I am fighting a headache. i know why I have a headache and it is my own damn fault. You see a few weeks ago I found this really nifty used book store about a mile or two from my house. I located a copy of the book Clan of the Cave Bear which I’d never read. I find it fascinating to read stories set in a per-historic time and so I bought it (and a bunch of other books). It got kicked around the room a bit before I finally, night before last, decided to read.
I was up till past 4am reading it thursday night and again last night when I finished it.
I am of many thoughts here on it. There were good points and bad points and so I thought I’d list it out here.
First of all I saw in this book great potential, but was put together in a very clumsy form. It wavered from a tight 3rd to a distant narration which bordered on a science teacher flavor and back. Headhopping was…. wow. I counted 5 POV switches in a single scene. And there were info dumps.

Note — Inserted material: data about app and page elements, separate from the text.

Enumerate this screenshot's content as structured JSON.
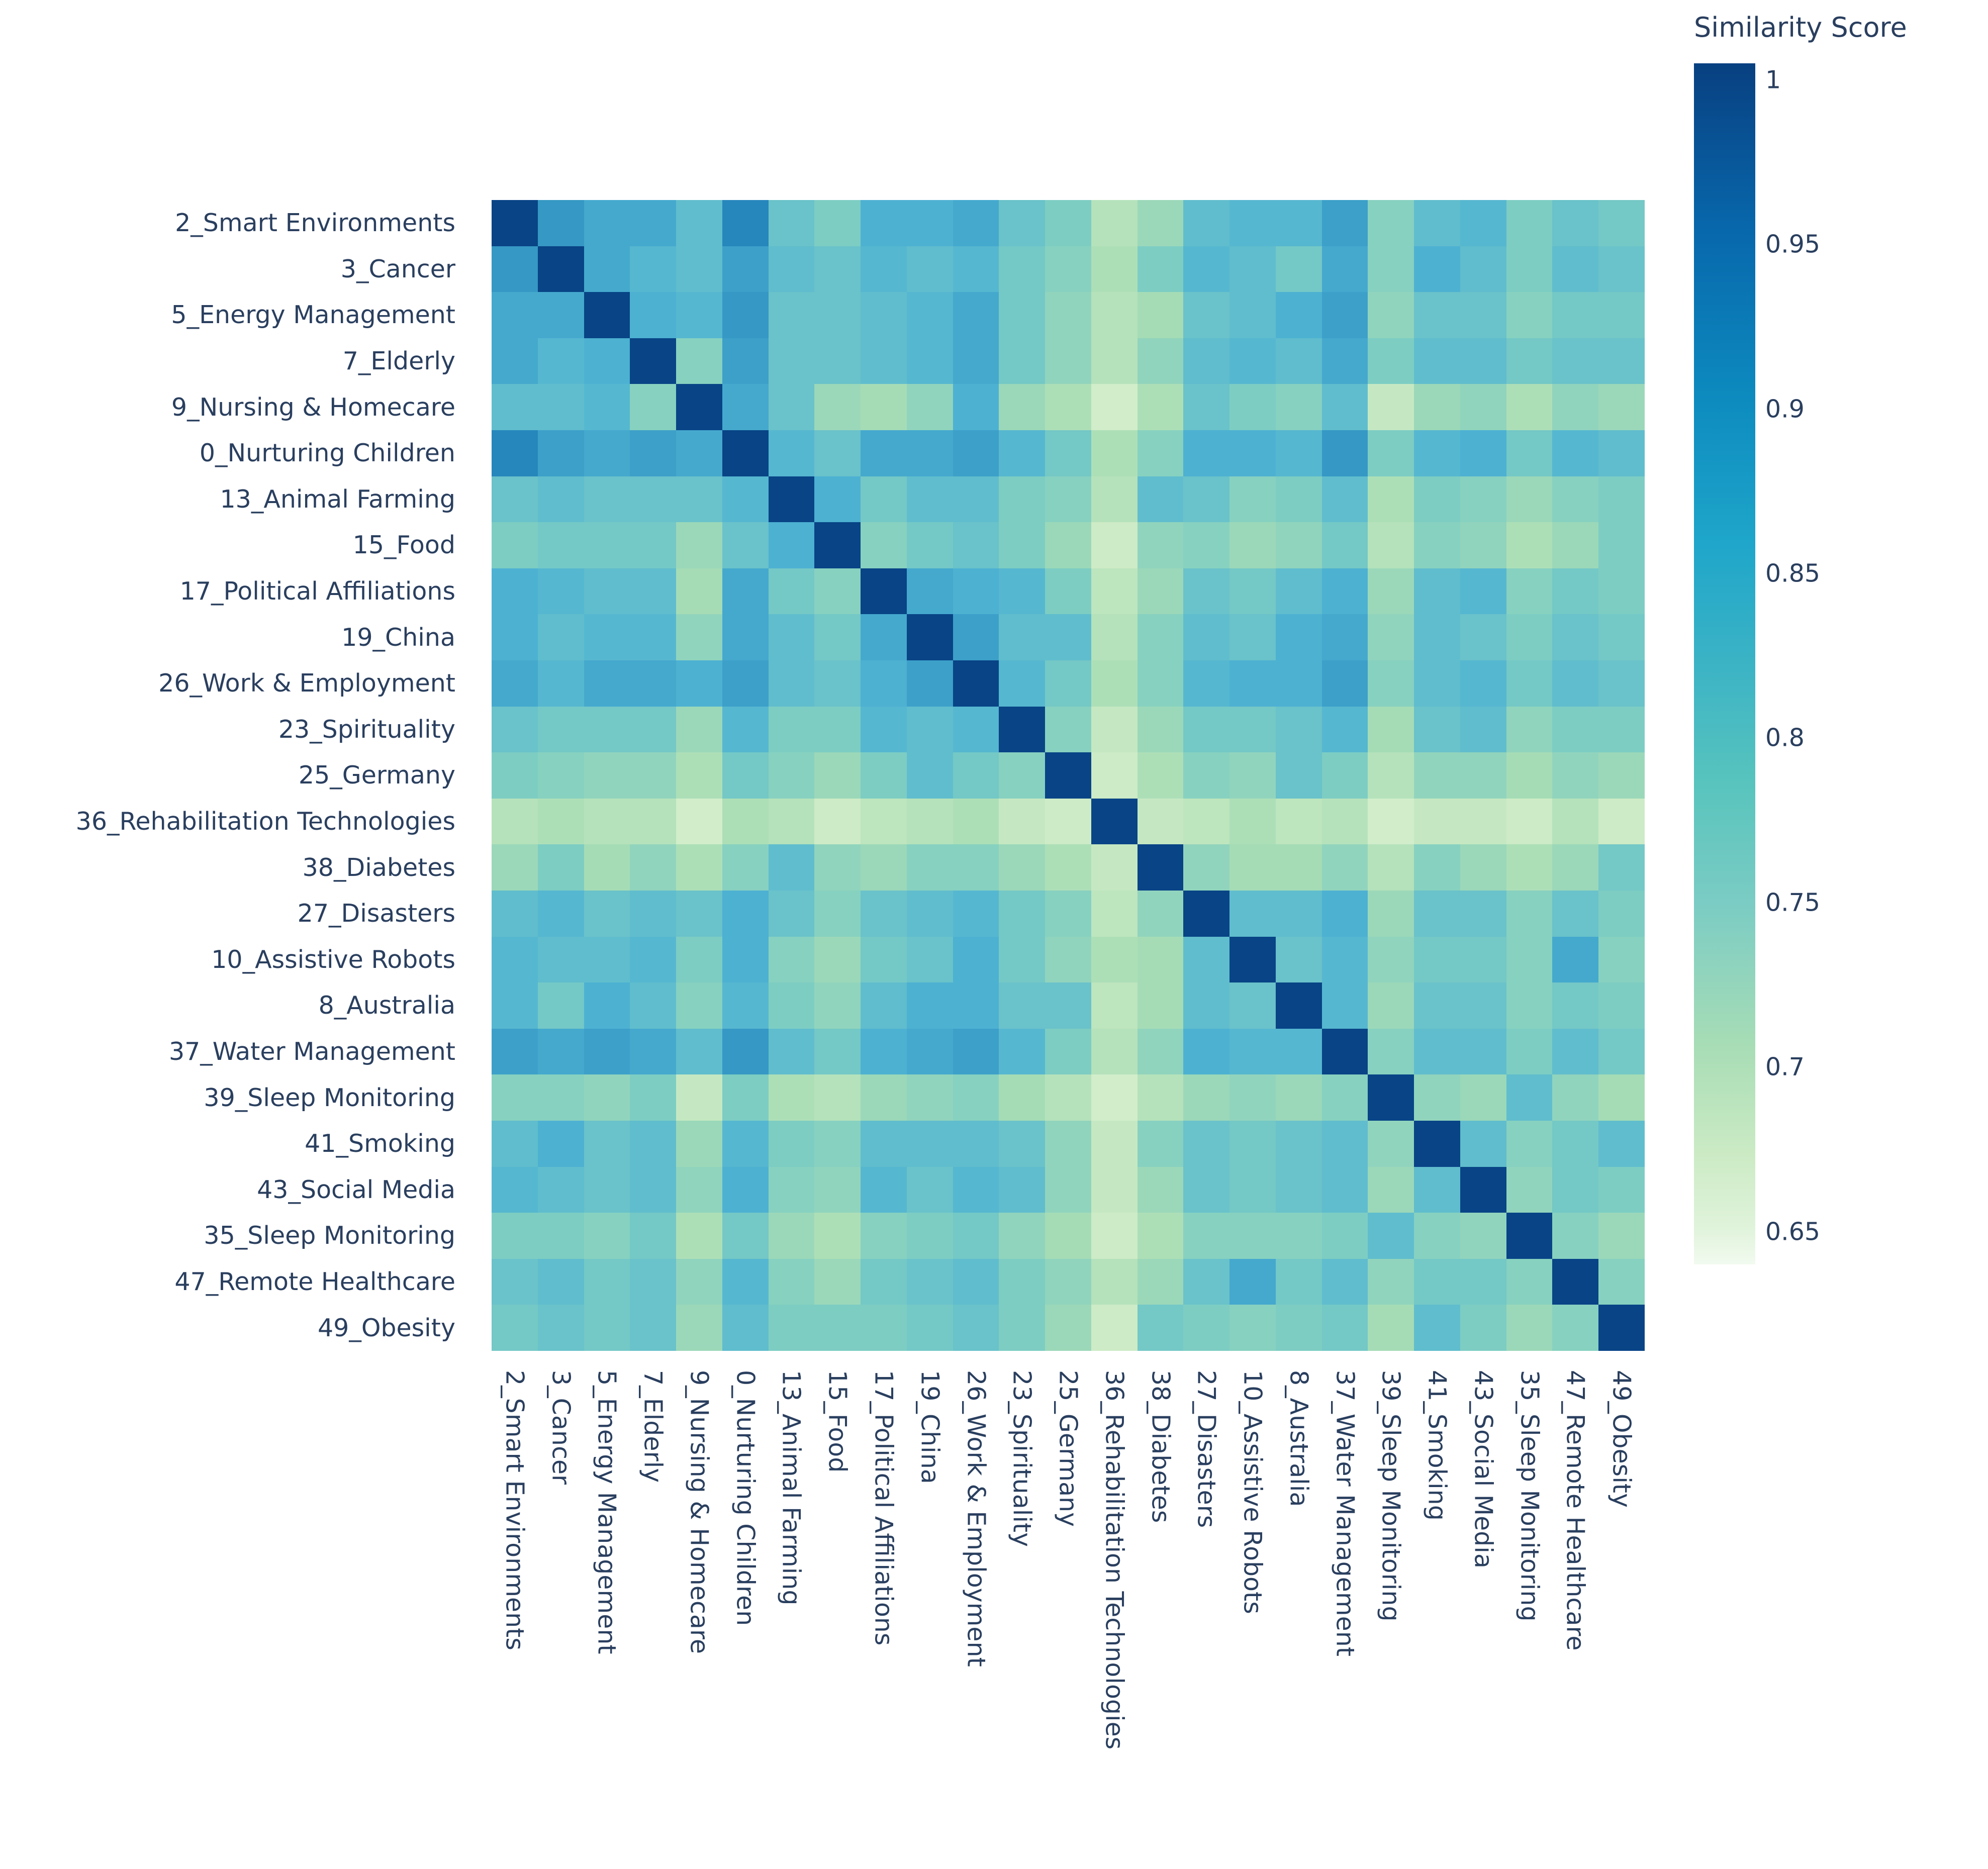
{
  "colorbar": {
    "title": "Similarity Score",
    "ticks": [
      "1",
      "0.95",
      "0.9",
      "0.85",
      "0.8",
      "0.75",
      "0.7",
      "0.65"
    ],
    "tick_values": [
      1,
      0.95,
      0.9,
      0.85,
      0.8,
      0.75,
      0.7,
      0.65
    ],
    "colorscale_name": "GnBu",
    "vmin": 0.64,
    "vmax": 1.005
  },
  "axis_label_color": "#2a3f5f",
  "chart_data": {
    "type": "heatmap",
    "title": "",
    "xlabel": "",
    "ylabel": "",
    "colorbar_label": "Similarity Score",
    "zmin": 0.64,
    "zmax": 1.005,
    "colorscale": [
      "#084081",
      "#0868ac",
      "#2b8cbe",
      "#4eb3d3",
      "#7bccc4",
      "#a8ddb5",
      "#ccebc5",
      "#e0f3db",
      "#f7fcf0"
    ],
    "grid": false,
    "categories": [
      "2_Smart Environments",
      "3_Cancer",
      "5_Energy Management",
      "7_Elderly",
      "9_Nursing & Homecare",
      "0_Nurturing Children",
      "13_Animal Farming",
      "15_Food",
      "17_Political Affiliations",
      "19_China",
      "26_Work & Employment",
      "23_Spirituality",
      "25_Germany",
      "36_Rehabilitation Technologies",
      "38_Diabetes",
      "27_Disasters",
      "10_Assistive Robots",
      "8_Australia",
      "37_Water Management",
      "39_Sleep Monitoring",
      "41_Smoking",
      "43_Social Media",
      "35_Sleep Monitoring",
      "47_Remote Healthcare",
      "49_Obesity"
    ],
    "x": [
      "2_Smart Environments",
      "3_Cancer",
      "5_Energy Management",
      "7_Elderly",
      "9_Nursing & Homecare",
      "0_Nurturing Children",
      "13_Animal Farming",
      "15_Food",
      "17_Political Affiliations",
      "19_China",
      "26_Work & Employment",
      "23_Spirituality",
      "25_Germany",
      "36_Rehabilitation Technologies",
      "38_Diabetes",
      "27_Disasters",
      "10_Assistive Robots",
      "8_Australia",
      "37_Water Management",
      "39_Sleep Monitoring",
      "41_Smoking",
      "43_Social Media",
      "35_Sleep Monitoring",
      "47_Remote Healthcare",
      "49_Obesity"
    ],
    "y": [
      "2_Smart Environments",
      "3_Cancer",
      "5_Energy Management",
      "7_Elderly",
      "9_Nursing & Homecare",
      "0_Nurturing Children",
      "13_Animal Farming",
      "15_Food",
      "17_Political Affiliations",
      "19_China",
      "26_Work & Employment",
      "23_Spirituality",
      "25_Germany",
      "36_Rehabilitation Technologies",
      "38_Diabetes",
      "27_Disasters",
      "10_Assistive Robots",
      "8_Australia",
      "37_Water Management",
      "39_Sleep Monitoring",
      "41_Smoking",
      "43_Social Media",
      "35_Sleep Monitoring",
      "47_Remote Healthcare",
      "49_Obesity"
    ],
    "z": [
      [
        1.0,
        0.9,
        0.88,
        0.88,
        0.85,
        0.92,
        0.84,
        0.82,
        0.87,
        0.87,
        0.88,
        0.84,
        0.82,
        0.76,
        0.79,
        0.85,
        0.86,
        0.86,
        0.89,
        0.81,
        0.85,
        0.86,
        0.82,
        0.84,
        0.83
      ],
      [
        0.9,
        1.0,
        0.88,
        0.86,
        0.85,
        0.89,
        0.85,
        0.84,
        0.86,
        0.85,
        0.86,
        0.83,
        0.81,
        0.77,
        0.82,
        0.86,
        0.85,
        0.83,
        0.88,
        0.81,
        0.87,
        0.85,
        0.82,
        0.85,
        0.84
      ],
      [
        0.88,
        0.88,
        1.0,
        0.87,
        0.86,
        0.9,
        0.84,
        0.84,
        0.85,
        0.86,
        0.88,
        0.83,
        0.8,
        0.76,
        0.78,
        0.84,
        0.85,
        0.87,
        0.89,
        0.8,
        0.84,
        0.84,
        0.81,
        0.83,
        0.83
      ],
      [
        0.88,
        0.86,
        0.87,
        1.0,
        0.81,
        0.89,
        0.84,
        0.84,
        0.85,
        0.86,
        0.88,
        0.83,
        0.8,
        0.76,
        0.8,
        0.85,
        0.86,
        0.85,
        0.88,
        0.82,
        0.85,
        0.85,
        0.83,
        0.84,
        0.84
      ],
      [
        0.85,
        0.85,
        0.86,
        0.81,
        1.0,
        0.88,
        0.84,
        0.79,
        0.78,
        0.8,
        0.87,
        0.79,
        0.77,
        0.72,
        0.77,
        0.84,
        0.82,
        0.81,
        0.85,
        0.74,
        0.79,
        0.8,
        0.77,
        0.8,
        0.79
      ],
      [
        0.92,
        0.89,
        0.88,
        0.89,
        0.88,
        1.0,
        0.86,
        0.84,
        0.88,
        0.88,
        0.89,
        0.86,
        0.83,
        0.77,
        0.81,
        0.87,
        0.87,
        0.86,
        0.9,
        0.82,
        0.86,
        0.87,
        0.83,
        0.86,
        0.85
      ],
      [
        0.84,
        0.85,
        0.84,
        0.84,
        0.84,
        0.86,
        1.0,
        0.87,
        0.83,
        0.85,
        0.85,
        0.82,
        0.81,
        0.76,
        0.85,
        0.84,
        0.81,
        0.82,
        0.85,
        0.77,
        0.82,
        0.81,
        0.79,
        0.81,
        0.82
      ],
      [
        0.82,
        0.83,
        0.83,
        0.83,
        0.79,
        0.84,
        0.87,
        1.0,
        0.81,
        0.83,
        0.84,
        0.82,
        0.79,
        0.73,
        0.8,
        0.81,
        0.79,
        0.8,
        0.83,
        0.76,
        0.81,
        0.8,
        0.77,
        0.79,
        0.82
      ],
      [
        0.87,
        0.86,
        0.85,
        0.85,
        0.78,
        0.88,
        0.83,
        0.81,
        1.0,
        0.88,
        0.87,
        0.86,
        0.82,
        0.75,
        0.79,
        0.84,
        0.83,
        0.85,
        0.87,
        0.79,
        0.85,
        0.86,
        0.81,
        0.83,
        0.82
      ],
      [
        0.87,
        0.85,
        0.86,
        0.86,
        0.8,
        0.88,
        0.85,
        0.83,
        0.88,
        1.0,
        0.89,
        0.85,
        0.85,
        0.76,
        0.81,
        0.85,
        0.84,
        0.87,
        0.88,
        0.8,
        0.85,
        0.84,
        0.82,
        0.84,
        0.83
      ],
      [
        0.88,
        0.86,
        0.88,
        0.88,
        0.87,
        0.89,
        0.85,
        0.84,
        0.87,
        0.89,
        1.0,
        0.86,
        0.83,
        0.77,
        0.81,
        0.86,
        0.87,
        0.87,
        0.89,
        0.81,
        0.85,
        0.86,
        0.83,
        0.85,
        0.84
      ],
      [
        0.84,
        0.83,
        0.83,
        0.83,
        0.79,
        0.86,
        0.82,
        0.82,
        0.86,
        0.85,
        0.86,
        1.0,
        0.81,
        0.74,
        0.79,
        0.83,
        0.83,
        0.84,
        0.86,
        0.78,
        0.84,
        0.85,
        0.8,
        0.82,
        0.82
      ],
      [
        0.82,
        0.81,
        0.8,
        0.8,
        0.77,
        0.83,
        0.81,
        0.79,
        0.82,
        0.85,
        0.83,
        0.81,
        1.0,
        0.73,
        0.77,
        0.81,
        0.8,
        0.84,
        0.82,
        0.76,
        0.8,
        0.8,
        0.78,
        0.8,
        0.79
      ],
      [
        0.76,
        0.77,
        0.76,
        0.76,
        0.72,
        0.77,
        0.76,
        0.73,
        0.75,
        0.76,
        0.77,
        0.74,
        0.73,
        1.0,
        0.74,
        0.75,
        0.77,
        0.75,
        0.76,
        0.72,
        0.74,
        0.74,
        0.73,
        0.76,
        0.73
      ],
      [
        0.79,
        0.82,
        0.78,
        0.8,
        0.77,
        0.81,
        0.85,
        0.8,
        0.79,
        0.81,
        0.81,
        0.79,
        0.77,
        0.74,
        1.0,
        0.8,
        0.78,
        0.78,
        0.8,
        0.76,
        0.81,
        0.79,
        0.77,
        0.79,
        0.83
      ],
      [
        0.85,
        0.86,
        0.84,
        0.85,
        0.84,
        0.87,
        0.84,
        0.81,
        0.84,
        0.85,
        0.86,
        0.83,
        0.81,
        0.75,
        0.8,
        1.0,
        0.85,
        0.85,
        0.87,
        0.79,
        0.84,
        0.84,
        0.81,
        0.84,
        0.82
      ],
      [
        0.86,
        0.85,
        0.85,
        0.86,
        0.82,
        0.87,
        0.81,
        0.79,
        0.83,
        0.84,
        0.87,
        0.83,
        0.8,
        0.77,
        0.78,
        0.85,
        1.0,
        0.84,
        0.86,
        0.8,
        0.83,
        0.83,
        0.81,
        0.88,
        0.81
      ],
      [
        0.86,
        0.83,
        0.87,
        0.85,
        0.81,
        0.86,
        0.82,
        0.8,
        0.85,
        0.87,
        0.87,
        0.84,
        0.84,
        0.75,
        0.78,
        0.85,
        0.84,
        1.0,
        0.86,
        0.79,
        0.84,
        0.84,
        0.81,
        0.83,
        0.82
      ],
      [
        0.89,
        0.88,
        0.89,
        0.88,
        0.85,
        0.9,
        0.85,
        0.83,
        0.87,
        0.88,
        0.89,
        0.86,
        0.82,
        0.76,
        0.8,
        0.87,
        0.86,
        0.86,
        1.0,
        0.81,
        0.85,
        0.85,
        0.82,
        0.85,
        0.83
      ],
      [
        0.81,
        0.81,
        0.8,
        0.82,
        0.74,
        0.82,
        0.77,
        0.76,
        0.79,
        0.8,
        0.81,
        0.78,
        0.76,
        0.72,
        0.76,
        0.79,
        0.8,
        0.79,
        0.81,
        1.0,
        0.8,
        0.79,
        0.85,
        0.8,
        0.78
      ],
      [
        0.85,
        0.87,
        0.84,
        0.85,
        0.79,
        0.86,
        0.82,
        0.81,
        0.85,
        0.85,
        0.85,
        0.84,
        0.8,
        0.74,
        0.81,
        0.84,
        0.83,
        0.84,
        0.85,
        0.8,
        1.0,
        0.85,
        0.81,
        0.83,
        0.85
      ],
      [
        0.86,
        0.85,
        0.84,
        0.85,
        0.8,
        0.87,
        0.81,
        0.8,
        0.86,
        0.84,
        0.86,
        0.85,
        0.8,
        0.74,
        0.79,
        0.84,
        0.83,
        0.84,
        0.85,
        0.79,
        0.85,
        1.0,
        0.8,
        0.83,
        0.82
      ],
      [
        0.82,
        0.82,
        0.81,
        0.83,
        0.77,
        0.83,
        0.79,
        0.77,
        0.81,
        0.82,
        0.83,
        0.8,
        0.78,
        0.73,
        0.77,
        0.81,
        0.81,
        0.81,
        0.82,
        0.85,
        0.81,
        0.8,
        1.0,
        0.81,
        0.79
      ],
      [
        0.84,
        0.85,
        0.83,
        0.84,
        0.8,
        0.86,
        0.81,
        0.79,
        0.83,
        0.84,
        0.85,
        0.82,
        0.8,
        0.76,
        0.79,
        0.84,
        0.88,
        0.83,
        0.85,
        0.8,
        0.83,
        0.83,
        0.81,
        1.0,
        0.81
      ],
      [
        0.83,
        0.84,
        0.83,
        0.84,
        0.79,
        0.85,
        0.82,
        0.82,
        0.82,
        0.83,
        0.84,
        0.82,
        0.79,
        0.73,
        0.83,
        0.82,
        0.81,
        0.82,
        0.83,
        0.78,
        0.85,
        0.82,
        0.79,
        0.81,
        1.0
      ]
    ]
  }
}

Now here’s something I wanted to think about and to mention, the author told me a bit of information, and after that, told me again, and again, and again the same piece of info. As if I would forget, as if I were stupid.
There were other things, stated facts about the Clan which I know now science has disproved but was accepted at the time the book was written. Attitudes the characters had, however, felt true to their culture.
The herbology lessons in the guise of the character’s conversation both bugged and intrigued me. It felt like a case of the author found some information and thought it was so cool she had to include it.
That said, my internal editor was screaming at me to start red-penning the book.
Yet I stayed up far too late, two nights in a row, to finish that horribly written book.
The story, with all its faults, was compelling. I wanted to honestly know what the heck was going to happen to Ayla, the main character. I wanted to see where she ended up. I wanted to know more about her world, her culture, and the people she called family. You see the author caught my attention, and despite the faults of how it was put together, kept my attention enough that I am sitting here nursing an eye-strain headache thinking about all the advice that flys around new writers; don’t do this, don’t do that… so on and so forth.
Sometimes the advice forgets one huge detail which ends up leaving a story a flat and uninteresting mess. What so many people tend to forget among the confusing clutter of how to put it all together, is….. a story. A story that sometimes pulls the reader along, unwilling, kicking, and screaming and won’t let go until they close that back cover and go WTF did I just read? <——– that was me at 4am
Now I am not going to say ignore all the advice. The cleaner the story, the easier to read. I think I wasted a lot of my reading time when reading that book, re-reading info covered in earlier chapters. But the story is what pulled me forward, my empathy with the mc. The tale behind the head-hopping and info dumps. When you are working on your story, try not to forget the concept, the idea, the premise of what made you want to write it in the first place.
Those are my thoughts, I welcome comments and thoughts.
Now, today, I am planning on trying to wrap up the zombie thing and work on Bastard Prince. Once I lose my headache.
For now? I think I’ll go to see what the next book is because I am curious and want to find out what happens to Ayla…
Happy Sat folks
ohohohohoh I should mention; this book is not one for minors. There are several rape scenes, brutality towards women, beatings and attitudes that are very primative. Those of you who might have issues with those sorts of scenes would do well to stay away from this book. I did have to grit my teeth a bit because of the attitudes, even of the “good” guys. Just fyi